Do you have an inclusive mindset?
Find out how celebrating differences in the workplace can drive your organisation forward.
Should race, gender, shyness and other differences be celebrated in the workplace? Very much so, according to DHG, one of the Praxity participant firms where inclusivity is fundamental to success.
February was Black History Month, March was Women’s History month. April is Celebrate Diversity Month. May is Asian/Pacific American Heritage Month. You get the picture. But what has this got to do with business? Quite a lot actually. In fact, celebrating differences and being inclusive is now seen as a key driver for commercial success for firms within Praxity Global Alliance.
In honour of Black History Month, Matt Snow, CEO of Praxity participant firm DHG, sat down with the firm’s new leader of inclusion and diversity (I&D), Kevin Price, to talk about is new role. The key takeaway is recognising and valuing our differences in the workplace – from race to age to personality – is fundamental to personal and business growth. Moreover, every single one of us has a role to play.
Matt: In February, we recognized Black History Month. Why is celebrating Black History Month and other I&D-related celebrations so important?
Kevin: Black History Month, and all of the respective heritage months, are important because they provide us with the opportunity to learn more about a culture that may be different but very important to the person sitting right next to you today, someone that lives next to you, or even that person that you may hire to join your team tomorrow. It’s valuable to approach these opportunities from a position of curiosity and to appreciate the occasion to learn.
Matt: For me, highlighting things we may not already know a lot about and creating an understanding of where we are today is such an important part of any historical month or cultural celebration. In the case of Black History Month, I think recognizing the impact of historical injustices can help tell the story of why we are where we are today. I learned that in listening to one of our team members talk about going to a lynching museum. Listening to her experience and trying to put myself in her shoes had a profound impact on me. How can our people lean in to inclusion and diversity at DHG? And why should they lean in?

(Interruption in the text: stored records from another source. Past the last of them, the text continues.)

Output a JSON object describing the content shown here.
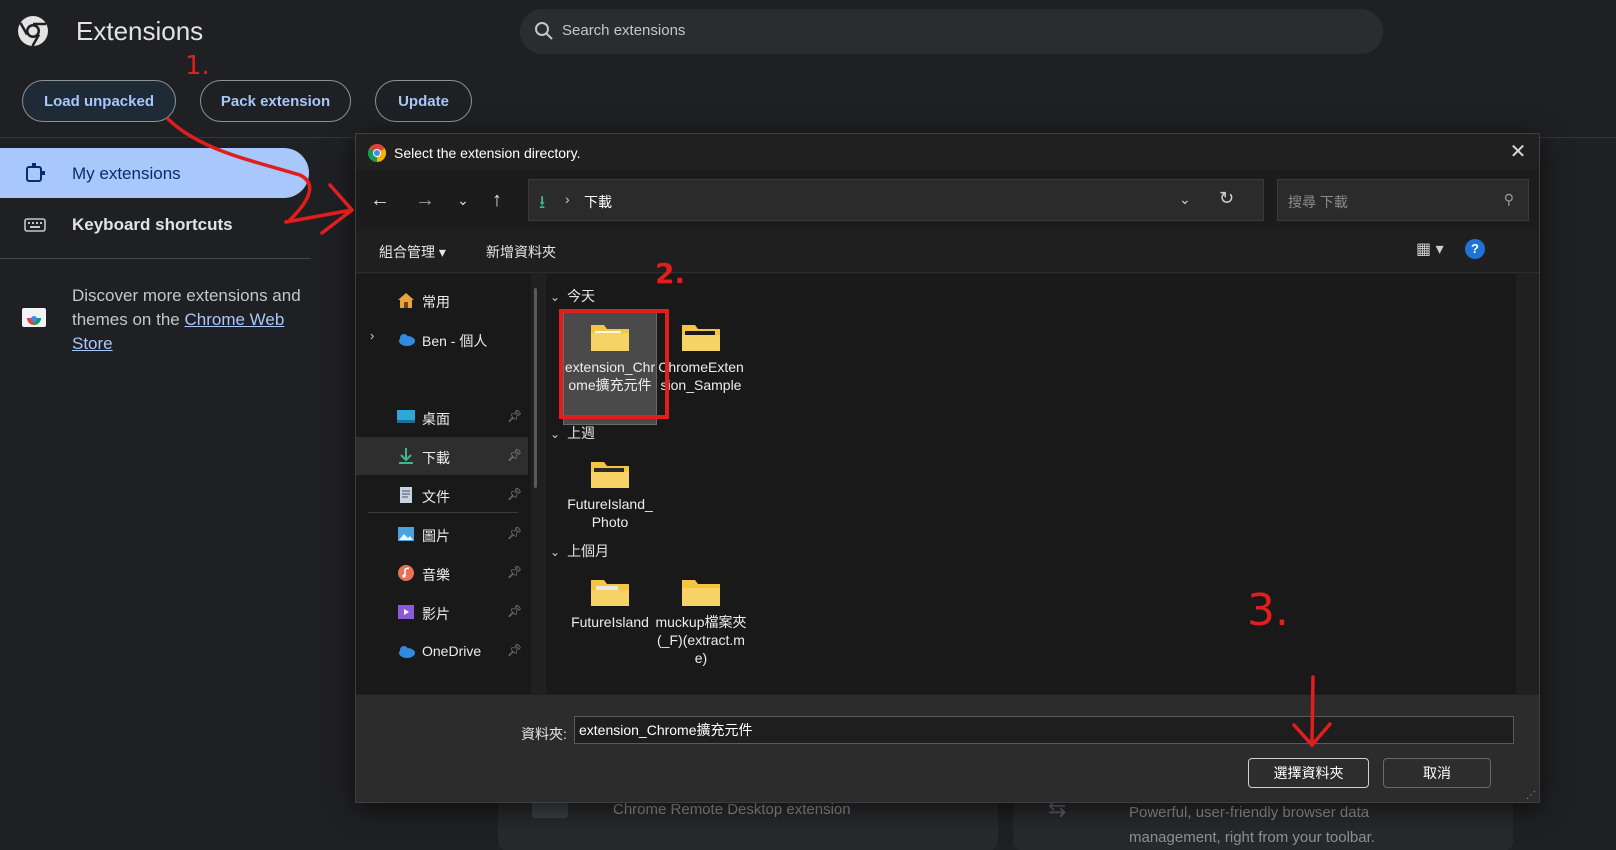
{
  "page": {
    "title": "Extensions",
    "search_placeholder": "Search extensions",
    "actions": {
      "load_unpacked": "Load unpacked",
      "pack_extension": "Pack extension",
      "update": "Update"
    },
    "nav": {
      "my_extensions": "My extensions",
      "keyboard_shortcuts": "Keyboard shortcuts"
    },
    "store_promo": {
      "text": "Discover more extensions and themes on the ",
      "link": "Chrome Web Store"
    },
    "cards": {
      "left_desc": "Chrome Remote Desktop extension",
      "right_desc": "Powerful, user-friendly browser data management, right from your toolbar."
    }
  },
  "dialog": {
    "title": "Select the extension directory.",
    "address": {
      "location": "下載"
    },
    "search_placeholder": "搜尋 下載",
    "toolbar": {
      "organize": "組合管理 ▾",
      "new_folder": "新增資料夾",
      "help": "?"
    },
    "nav_pane": [
      {
        "label": "常用",
        "icon": "home-icon",
        "pinned": false
      },
      {
        "label": "Ben - 個人",
        "icon": "cloud-icon",
        "pinned": false
      },
      {
        "label": "桌面",
        "icon": "desktop-icon",
        "pinned": true
      },
      {
        "label": "下載",
        "icon": "download-icon",
        "pinned": true,
        "selected": true
      },
      {
        "label": "文件",
        "icon": "document-icon",
        "pinned": true
      },
      {
        "label": "圖片",
        "icon": "pictures-icon",
        "pinned": true
      },
      {
        "label": "音樂",
        "icon": "music-icon",
        "pinned": true
      },
      {
        "label": "影片",
        "icon": "video-icon",
        "pinned": true
      },
      {
        "label": "OneDrive",
        "icon": "onedrive-icon",
        "pinned": true
      }
    ],
    "groups": [
      {
        "label": "今天",
        "items": [
          "extension_Chrome擴充元件",
          "ChromeExtension_Sample"
        ]
      },
      {
        "label": "上週",
        "items": [
          "FutureIsland_Photo"
        ]
      },
      {
        "label": "上個月",
        "items": [
          "FutureIsland",
          "muckup檔案夾(_F)(extract.me)"
        ]
      }
    ],
    "selected_item": "extension_Chrome擴充元件",
    "folder_label": "資料夾:",
    "folder_value": "extension_Chrome擴充元件",
    "buttons": {
      "select": "選擇資料夾",
      "cancel": "取消"
    }
  },
  "annotations": {
    "step1": "1.",
    "step2": "2.",
    "step3": "3."
  },
  "colors": {
    "accent": "#a8c7fa",
    "annotation": "#e01e1e",
    "folder": "#f4c542"
  }
}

Everyone can play a part
Kevin: I think our people can lean into our I&D journey by cultivating a spirit of curiosity and maintaining an open mind to explore something new and fresh. It’s also having an awareness of what may be important to someone else. I think with our clients and with our general approach, we must really bake I&D into the DNA of our organization. Building behaviours out of inclusive values, that’s really important from a whole person perspective. We want to inspire our people to live an inclusive mindset all of the time, not just during the hours they’re at DHG.
Matt: Thinking about the Firm of the Future (DHG’s ongoing journey to be high trust and high performing), what do you think inclusion and diversity will look like at DHG in 5 years?
Kevin: If you think about it, the Firm of the Future is tomorrow, it’s Monday and Tuesday, and so on. So our steps today are vital in delivering that inclusive workplace that respects every ounce of diversity that we bring to the firm and beyond. It’s important to know that diversity will continue to evolve, so we have to be proactive and prepared in our approach. In five years, hopefully less time than that, inclusion and diversity will be engrained into our organizational DNA. It will be second nature in all that we do and we will be the industry leader in terms of delivering an inclusive workplace. I think we should all strive to be an “anti” person, not a “not” person. What I mean by that is it’s not enough to say that you’re not exclusive, you should be anti-exclusive. The goal is to instil the courage in everyone to address something that’s not welcomed in our workplace. So if you’re anti whatever it is, you don’t sit on the sidelines blindly, you address it properly. It’s important that we all take an active part in fostering our inclusive environment.
Matt: As we continue to learn more in the I&D space, what resources would you recommend we explore?
Kevin: There are great resources out there from fantastic thought leaders in the I&D space, but for me, I think the greatest resource to really grow your I&D mindset is the person sitting right next to you. We have an infinite number of resources at DHG that we can learn from. Learn from someone who may look differently from you, or someone who may think differently than you. Be inquisitive and use that person as a resource. I like to bring up the example of introverts and extroverts, particularly introverts in meetings. A lot of folks aren’t asking the introvert, “What do you think?” Grow outside of your shell and find an opportunity to say, “I know you didn’t say a whole lot in the meeting, but I know you have a lot going on in your mind. What are your thoughts?”
You could pull up a book right now that would detail how to fly an airplane, but there is nothing in the book that is going to replace the experience of actually being in the airplane. You’re going to have your hand on the yoke and the throttle, you operate with muscle memory, but there are so many other things that you’re going to experience that a book can’t begin to convey. What does it feel like to see traffic off your right wing that you weren’t expecting? What does it feel like to hit an air pocket? A book doesn’t cover that. There’s no substitute for actual, real world learning. A book may be able to tell you how to interact with someone who may be different from you, but there’s no substitute for the fire and the passion you see in someone’s eye for something that may be really important to them.
Matt: Thank you for sharing your perspective with us. You are exactly right- the Firm of the Future is sooner than we think and leaning in will be key to our success. Change starts today…and it begins with each of us. Lean in. Be the change!